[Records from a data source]
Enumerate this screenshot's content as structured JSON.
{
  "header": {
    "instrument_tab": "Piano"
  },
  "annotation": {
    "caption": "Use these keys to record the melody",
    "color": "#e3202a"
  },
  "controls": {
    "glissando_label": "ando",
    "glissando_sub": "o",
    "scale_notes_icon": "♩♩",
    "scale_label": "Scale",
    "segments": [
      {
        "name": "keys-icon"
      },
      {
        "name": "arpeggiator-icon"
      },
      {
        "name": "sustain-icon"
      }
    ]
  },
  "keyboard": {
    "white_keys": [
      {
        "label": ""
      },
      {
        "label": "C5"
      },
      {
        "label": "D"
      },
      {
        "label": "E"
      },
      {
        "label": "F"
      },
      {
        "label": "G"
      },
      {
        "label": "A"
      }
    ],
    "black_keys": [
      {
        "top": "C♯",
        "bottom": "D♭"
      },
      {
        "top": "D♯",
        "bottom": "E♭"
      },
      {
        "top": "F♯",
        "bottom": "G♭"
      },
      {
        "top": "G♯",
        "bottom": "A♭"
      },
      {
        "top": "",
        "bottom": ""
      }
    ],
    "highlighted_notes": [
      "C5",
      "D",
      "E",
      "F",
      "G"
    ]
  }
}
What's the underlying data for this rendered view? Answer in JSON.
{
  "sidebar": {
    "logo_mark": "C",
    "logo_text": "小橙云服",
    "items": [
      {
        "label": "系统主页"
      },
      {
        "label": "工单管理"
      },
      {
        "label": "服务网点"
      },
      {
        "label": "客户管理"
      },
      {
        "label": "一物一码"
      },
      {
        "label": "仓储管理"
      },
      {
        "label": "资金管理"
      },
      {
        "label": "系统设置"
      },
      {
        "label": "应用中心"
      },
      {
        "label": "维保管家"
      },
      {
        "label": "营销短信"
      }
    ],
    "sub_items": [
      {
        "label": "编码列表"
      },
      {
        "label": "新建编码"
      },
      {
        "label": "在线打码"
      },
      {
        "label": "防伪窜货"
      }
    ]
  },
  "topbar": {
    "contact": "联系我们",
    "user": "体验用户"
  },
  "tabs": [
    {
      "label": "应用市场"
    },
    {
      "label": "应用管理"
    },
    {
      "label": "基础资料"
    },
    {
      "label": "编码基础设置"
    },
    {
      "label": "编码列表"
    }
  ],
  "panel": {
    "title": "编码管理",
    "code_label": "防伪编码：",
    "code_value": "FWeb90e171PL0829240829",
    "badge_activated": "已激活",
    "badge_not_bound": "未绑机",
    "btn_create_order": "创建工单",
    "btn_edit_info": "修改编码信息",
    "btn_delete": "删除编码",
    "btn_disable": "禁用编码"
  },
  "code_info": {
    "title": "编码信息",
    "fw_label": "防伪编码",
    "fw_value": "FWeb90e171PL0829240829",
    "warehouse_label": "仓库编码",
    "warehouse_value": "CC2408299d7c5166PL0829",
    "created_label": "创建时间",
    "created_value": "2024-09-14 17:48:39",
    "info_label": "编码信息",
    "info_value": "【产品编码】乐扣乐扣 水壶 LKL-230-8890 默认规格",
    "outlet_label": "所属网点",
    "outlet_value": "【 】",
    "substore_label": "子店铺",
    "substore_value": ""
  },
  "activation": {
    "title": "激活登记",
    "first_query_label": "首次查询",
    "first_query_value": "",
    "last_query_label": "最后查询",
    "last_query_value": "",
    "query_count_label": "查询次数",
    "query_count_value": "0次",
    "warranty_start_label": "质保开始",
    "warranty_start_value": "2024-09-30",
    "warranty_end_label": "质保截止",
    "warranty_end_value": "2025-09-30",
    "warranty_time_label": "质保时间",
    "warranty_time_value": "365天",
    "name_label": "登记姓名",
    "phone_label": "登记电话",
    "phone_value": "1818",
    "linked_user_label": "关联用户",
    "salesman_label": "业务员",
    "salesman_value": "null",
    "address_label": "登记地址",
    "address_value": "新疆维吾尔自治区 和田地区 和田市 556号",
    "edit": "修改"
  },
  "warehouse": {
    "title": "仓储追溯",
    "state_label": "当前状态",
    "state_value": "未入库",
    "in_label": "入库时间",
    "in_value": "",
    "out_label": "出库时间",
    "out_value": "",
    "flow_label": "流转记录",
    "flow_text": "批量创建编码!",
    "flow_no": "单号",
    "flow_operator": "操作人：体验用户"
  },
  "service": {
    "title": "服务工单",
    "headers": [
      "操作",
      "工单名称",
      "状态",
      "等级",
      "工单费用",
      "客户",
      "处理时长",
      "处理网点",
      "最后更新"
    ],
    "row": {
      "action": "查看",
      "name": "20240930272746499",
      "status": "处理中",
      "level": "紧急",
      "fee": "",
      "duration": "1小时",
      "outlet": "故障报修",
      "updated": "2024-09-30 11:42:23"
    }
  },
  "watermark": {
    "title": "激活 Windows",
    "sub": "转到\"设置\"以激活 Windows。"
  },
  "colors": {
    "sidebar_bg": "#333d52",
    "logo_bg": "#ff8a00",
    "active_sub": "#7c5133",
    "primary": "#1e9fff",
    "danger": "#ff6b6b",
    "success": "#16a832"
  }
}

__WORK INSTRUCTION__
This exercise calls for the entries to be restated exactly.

__EXERCISE OUTPUT__
Enumerate this screenshot's content as structured JSON.
{
  "header": {
    "instrument_tab": "Piano"
  },
  "annotation": {
    "caption": "Use these keys to record the melody",
    "color": "#e3202a"
  },
  "controls": {
    "glissando_label": "ando",
    "glissando_sub": "o",
    "scale_notes_icon": "♩♩",
    "scale_label": "Scale",
    "segments": [
      {
        "name": "keys-icon"
      },
      {
        "name": "arpeggiator-icon"
      },
      {
        "name": "sustain-icon"
      }
    ]
  },
  "keyboard": {
    "white_keys": [
      {
        "label": ""
      },
      {
        "label": "C5"
      },
      {
        "label": "D"
      },
      {
        "label": "E"
      },
      {
        "label": "F"
      },
      {
        "label": "G"
      },
      {
        "label": "A"
      }
    ],
    "black_keys": [
      {
        "top": "C♯",
        "bottom": "D♭"
      },
      {
        "top": "D♯",
        "bottom": "E♭"
      },
      {
        "top": "F♯",
        "bottom": "G♭"
      },
      {
        "top": "G♯",
        "bottom": "A♭"
      },
      {
        "top": "",
        "bottom": ""
      }
    ],
    "highlighted_notes": [
      "C5",
      "D",
      "E",
      "F",
      "G"
    ]
  }
}
What's the underlying data for this rendered view? Answer in JSON.
{
  "sidebar": {
    "logo_mark": "C",
    "logo_text": "小橙云服",
    "items": [
      {
        "label": "系统主页"
      },
      {
        "label": "工单管理"
      },
      {
        "label": "服务网点"
      },
      {
        "label": "客户管理"
      },
      {
        "label": "一物一码"
      },
      {
        "label": "仓储管理"
      },
      {
        "label": "资金管理"
      },
      {
        "label": "系统设置"
      },
      {
        "label": "应用中心"
      },
      {
        "label": "维保管家"
      },
      {
        "label": "营销短信"
      }
    ],
    "sub_items": [
      {
        "label": "编码列表"
      },
      {
        "label": "新建编码"
      },
      {
        "label": "在线打码"
      },
      {
        "label": "防伪窜货"
      }
    ]
  },
  "topbar": {
    "contact": "联系我们",
    "user": "体验用户"
  },
  "tabs": [
    {
      "label": "应用市场"
    },
    {
      "label": "应用管理"
    },
    {
      "label": "基础资料"
    },
    {
      "label": "编码基础设置"
    },
    {
      "label": "编码列表"
    }
  ],
  "panel": {
    "title": "编码管理",
    "code_label": "防伪编码：",
    "code_value": "FWeb90e171PL0829240829",
    "badge_activated": "已激活",
    "badge_not_bound": "未绑机",
    "btn_create_order": "创建工单",
    "btn_edit_info": "修改编码信息",
    "btn_delete": "删除编码",
    "btn_disable": "禁用编码"
  },
  "code_info": {
    "title": "编码信息",
    "fw_label": "防伪编码",
    "fw_value": "FWeb90e171PL0829240829",
    "warehouse_label": "仓库编码",
    "warehouse_value": "CC2408299d7c5166PL0829",
    "created_label": "创建时间",
    "created_value": "2024-09-14 17:48:39",
    "info_label": "编码信息",
    "info_value": "【产品编码】乐扣乐扣 水壶 LKL-230-8890 默认规格",
    "outlet_label": "所属网点",
    "outlet_value": "【 】",
    "substore_label": "子店铺",
    "substore_value": ""
  },
  "activation": {
    "title": "激活登记",
    "first_query_label": "首次查询",
    "first_query_value": "",
    "last_query_label": "最后查询",
    "last_query_value": "",
    "query_count_label": "查询次数",
    "query_count_value": "0次",
    "warranty_start_label": "质保开始",
    "warranty_start_value": "2024-09-30",
    "warranty_end_label": "质保截止",
    "warranty_end_value": "2025-09-30",
    "warranty_time_label": "质保时间",
    "warranty_time_value": "365天",
    "name_label": "登记姓名",
    "phone_label": "登记电话",
    "phone_value": "1818",
    "linked_user_label": "关联用户",
    "salesman_label": "业务员",
    "salesman_value": "null",
    "address_label": "登记地址",
    "address_value": "新疆维吾尔自治区 和田地区 和田市 556号",
    "edit": "修改"
  },
  "warehouse": {
    "title": "仓储追溯",
    "state_label": "当前状态",
    "state_value": "未入库",
    "in_label": "入库时间",
    "in_value": "",
    "out_label": "出库时间",
    "out_value": "",
    "flow_label": "流转记录",
    "flow_text": "批量创建编码!",
    "flow_no": "单号",
    "flow_operator": "操作人：体验用户"
  },
  "service": {
    "title": "服务工单",
    "headers": [
      "操作",
      "工单名称",
      "状态",
      "等级",
      "工单费用",
      "客户",
      "处理时长",
      "处理网点",
      "最后更新"
    ],
    "row": {
      "action": "查看",
      "name": "20240930272746499",
      "status": "处理中",
      "level": "紧急",
      "fee": "",
      "duration": "1小时",
      "outlet": "故障报修",
      "updated": "2024-09-30 11:42:23"
    }
  },
  "watermark": {
    "title": "激活 Windows",
    "sub": "转到\"设置\"以激活 Windows。"
  },
  "colors": {
    "sidebar_bg": "#333d52",
    "logo_bg": "#ff8a00",
    "active_sub": "#7c5133",
    "primary": "#1e9fff",
    "danger": "#ff6b6b",
    "success": "#16a832"
  }
}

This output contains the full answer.